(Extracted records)
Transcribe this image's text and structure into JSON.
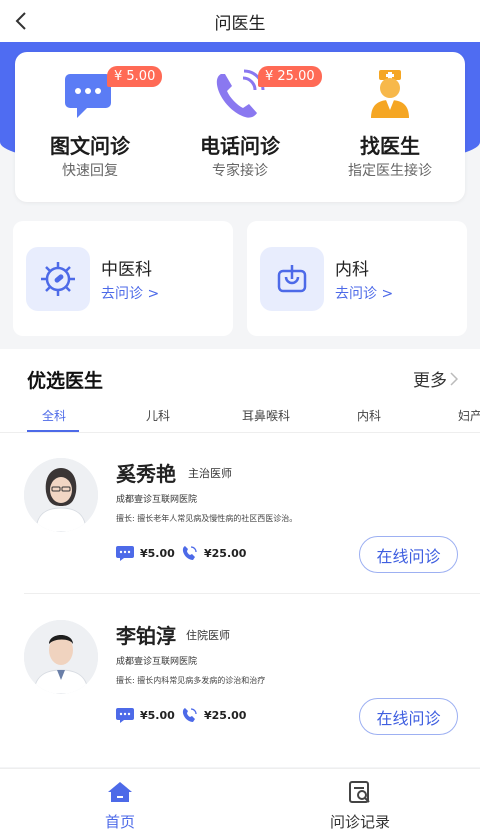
{
  "header": {
    "title": "问医生"
  },
  "services": [
    {
      "name": "图文问诊",
      "sub": "快速回复",
      "price": "¥ 5.00",
      "icon": "chat-bubble-icon"
    },
    {
      "name": "电话问诊",
      "sub": "专家接诊",
      "price": "¥ 25.00",
      "icon": "phone-icon"
    },
    {
      "name": "找医生",
      "sub": "指定医生接诊",
      "icon": "nurse-icon"
    }
  ],
  "departments": [
    {
      "name": "中医科",
      "link": "去问诊 >",
      "icon": "virus-icon"
    },
    {
      "name": "内科",
      "link": "去问诊 >",
      "icon": "internal-icon"
    }
  ],
  "doctors_section": {
    "title": "优选医生",
    "more": "更多",
    "tabs": [
      "全科",
      "儿科",
      "耳鼻喉科",
      "内科",
      "妇产"
    ],
    "active_tab": 0
  },
  "doctors": [
    {
      "name": "奚秀艳",
      "title": "主治医师",
      "hospital": "成都壹诊互联网医院",
      "specialty": "擅长: 擅长老年人常见病及慢性病的社区西医诊治。",
      "text_fee": "¥5.00",
      "phone_fee": "¥25.00",
      "button": "在线问诊"
    },
    {
      "name": "李铂淳",
      "title": "住院医师",
      "hospital": "成都壹诊互联网医院",
      "specialty": "擅长: 擅长内科常见病多发病的诊治和治疗",
      "text_fee": "¥5.00",
      "phone_fee": "¥25.00",
      "button": "在线问诊"
    }
  ],
  "tabbar": [
    {
      "label": "首页",
      "active": true,
      "icon": "home-icon"
    },
    {
      "label": "问诊记录",
      "active": false,
      "icon": "record-icon"
    }
  ],
  "colors": {
    "primary": "#4f6cf2",
    "price_badge": "#ff6a55",
    "link": "#4d6ae8"
  }
}
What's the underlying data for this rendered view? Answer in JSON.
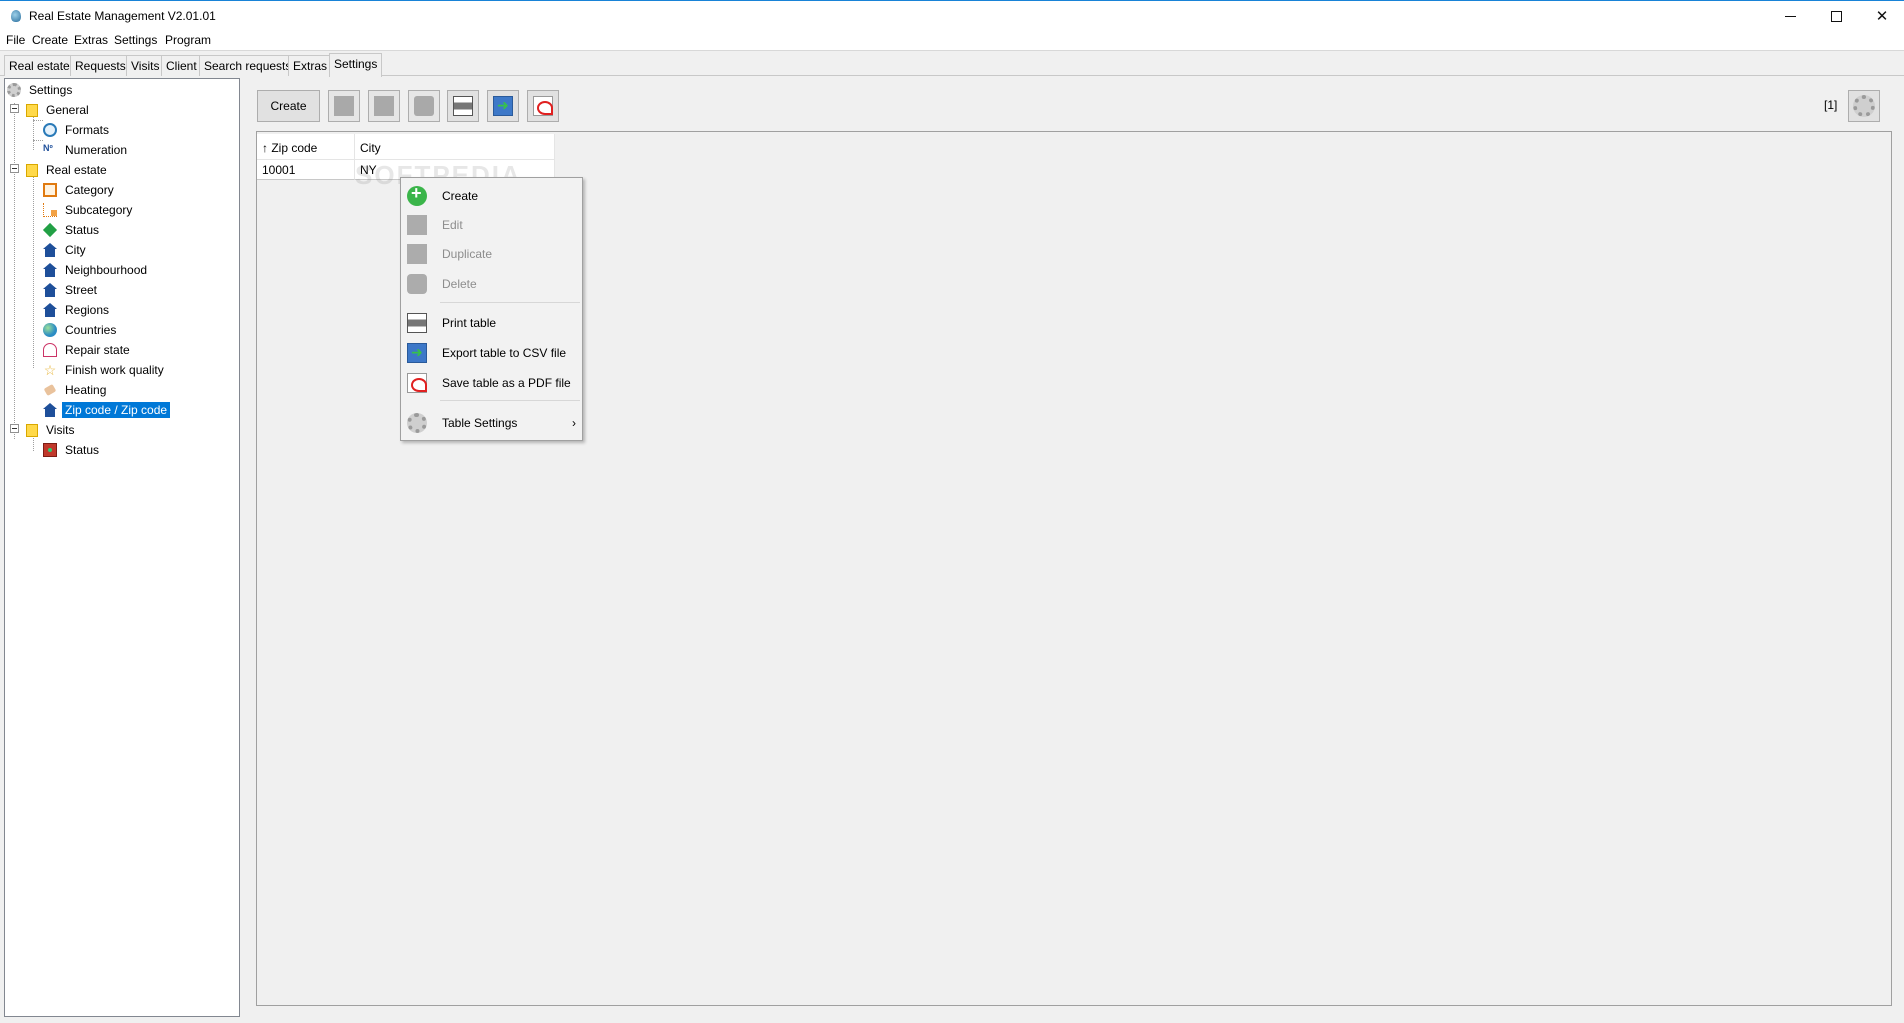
{
  "window": {
    "title": "Real Estate Management V2.01.01"
  },
  "menubar": {
    "items": [
      "File",
      "Create",
      "Extras",
      "Settings",
      "Program"
    ]
  },
  "tabs": [
    "Real estate",
    "Requests",
    "Visits",
    "Client",
    "Search requests",
    "Extras",
    "Settings"
  ],
  "active_tab": "Settings",
  "tree": {
    "root": "Settings",
    "groups": [
      {
        "label": "General",
        "children": [
          "Formats",
          "Numeration"
        ]
      },
      {
        "label": "Real estate",
        "children": [
          "Category",
          "Subcategory",
          "Status",
          "City",
          "Neighbourhood",
          "Street",
          "Regions",
          "Countries",
          "Repair state",
          "Finish work quality",
          "Heating",
          "Zip code / Zip code"
        ]
      },
      {
        "label": "Visits",
        "children": [
          "Status"
        ]
      }
    ],
    "numeration_glyph": "Nº",
    "selected": "Zip code / Zip code"
  },
  "toolbar": {
    "create_label": "Create",
    "page_indicator": "[1]",
    "icons": [
      "edit-icon",
      "duplicate-icon",
      "delete-icon",
      "print-icon",
      "export-csv-icon",
      "pdf-icon",
      "table-settings-icon"
    ]
  },
  "table": {
    "columns": [
      "↑ Zip code",
      "City"
    ],
    "rows": [
      [
        "10001",
        "NY"
      ]
    ]
  },
  "context_menu": {
    "items": [
      {
        "label": "Create",
        "enabled": true,
        "icon": "add-icon"
      },
      {
        "label": "Edit",
        "enabled": false,
        "icon": "edit-icon"
      },
      {
        "label": "Duplicate",
        "enabled": false,
        "icon": "duplicate-icon"
      },
      {
        "label": "Delete",
        "enabled": false,
        "icon": "delete-icon"
      },
      {
        "label": "Print table",
        "enabled": true,
        "icon": "print-icon"
      },
      {
        "label": "Export table to CSV file",
        "enabled": true,
        "icon": "export-csv-icon"
      },
      {
        "label": "Save table as a PDF file",
        "enabled": true,
        "icon": "pdf-icon"
      },
      {
        "label": "Table Settings",
        "enabled": true,
        "icon": "gear-icon",
        "submenu_arrow": "›"
      }
    ]
  },
  "watermark": "SOFTPEDIA",
  "colors": {
    "selection": "#0078d7",
    "title_accent": "#1883d7",
    "folder": "#ffd94a",
    "window_bg": "#f0f0f0"
  }
}
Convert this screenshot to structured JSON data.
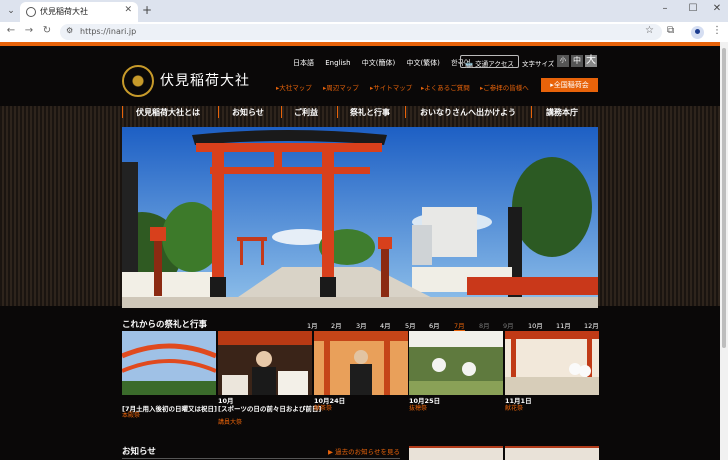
{
  "browser": {
    "tab_title": "伏見稲荷大社",
    "tab_list_icon": "⌄",
    "close_icon": "✕",
    "new_tab_icon": "+",
    "url": "https://inari.jp",
    "window_controls": [
      "–",
      "☐",
      "✕"
    ]
  },
  "site": {
    "languages": [
      "日本語",
      "English",
      "中文(簡体)",
      "中文(繁体)",
      "한국어"
    ],
    "access_label": "交通アクセス",
    "font_size_label": "文字サイズ",
    "font_sizes": [
      "小",
      "中",
      "大"
    ],
    "logo_text": "伏見稲荷大社",
    "quick_links": [
      "大社マップ",
      "周辺マップ",
      "サイトマップ",
      "よくあるご質問",
      "ご参拝の皆様へ"
    ],
    "zenkoku_label": "全国稲荷会",
    "nav": [
      "伏見稲荷大社とは",
      "お知らせ",
      "ご利益",
      "祭礼と行事",
      "おいなりさんへ出かけよう",
      "講務本庁"
    ]
  },
  "schedule": {
    "title": "これからの祭礼と行事",
    "months": [
      "1月",
      "2月",
      "3月",
      "4月",
      "5月",
      "6月",
      "7月",
      "8月",
      "9月",
      "10月",
      "11月",
      "12月"
    ],
    "active_month": "7月",
    "events": [
      {
        "date": "[7月土用入後初の日曜又は祝日]",
        "sub": "本殿祭"
      },
      {
        "date": "10月",
        "date2": "[スポーツの日の前々日および前日]",
        "sub": "講員大祭"
      },
      {
        "date": "10月24日",
        "sub": "献茶祭"
      },
      {
        "date": "10月25日",
        "sub": "抜穂祭"
      },
      {
        "date": "11月1日",
        "sub": "献花祭"
      }
    ]
  },
  "news": {
    "title": "お知らせ",
    "past_link": "過去のお知らせを見る"
  },
  "colors": {
    "accent": "#e8630a",
    "torii": "#d8401c",
    "background": "#0a0808"
  }
}
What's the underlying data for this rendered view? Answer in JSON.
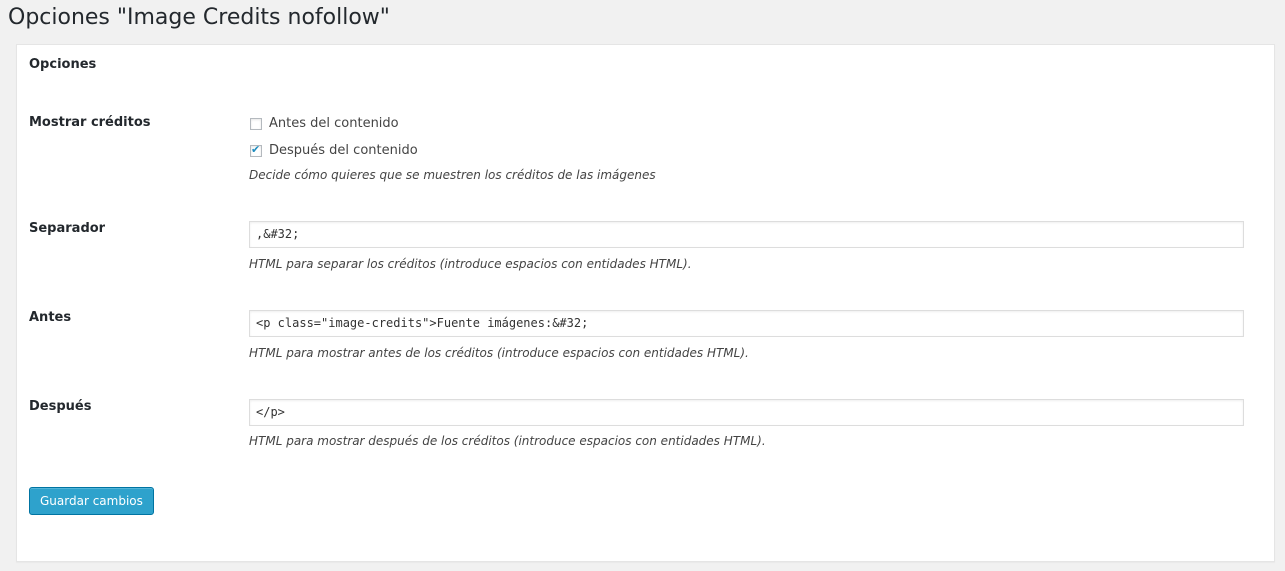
{
  "page": {
    "title": "Opciones \"Image Credits nofollow\""
  },
  "section": {
    "title": "Opciones"
  },
  "fields": {
    "mostrar": {
      "label": "Mostrar créditos",
      "options": [
        {
          "label": "Antes del contenido",
          "checked": false
        },
        {
          "label": "Después del contenido",
          "checked": true
        }
      ],
      "description": "Decide cómo quieres que se muestren los créditos de las imágenes"
    },
    "separador": {
      "label": "Separador",
      "value": ",&#32;",
      "description": "HTML para separar los créditos (introduce espacios con entidades HTML)."
    },
    "antes": {
      "label": "Antes",
      "value": "<p class=\"image-credits\">Fuente imágenes:&#32;",
      "description": "HTML para mostrar antes de los créditos (introduce espacios con entidades HTML)."
    },
    "despues": {
      "label": "Después",
      "value": "</p>",
      "description": "HTML para mostrar después de los créditos (introduce espacios con entidades HTML)."
    }
  },
  "actions": {
    "save_label": "Guardar cambios"
  },
  "colors": {
    "button_bg": "#2ea2cc",
    "button_border": "#0074a2",
    "checkmark": "#1e8cbe",
    "page_bg": "#f1f1f1"
  }
}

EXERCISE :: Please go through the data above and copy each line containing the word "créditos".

FINISHED EXERCISE ::
      "label": "Mostrar créditos",
      "description": "Decide cómo quieres que se muestren los créditos de las imágenes"
      "description": "HTML para separar los créditos (introduce espacios con entidades HTML)."
      "description": "HTML para mostrar antes de los créditos (introduce espacios con entidades HTML)."
      "description": "HTML para mostrar después de los créditos (introduce espacios con entidades HTML)."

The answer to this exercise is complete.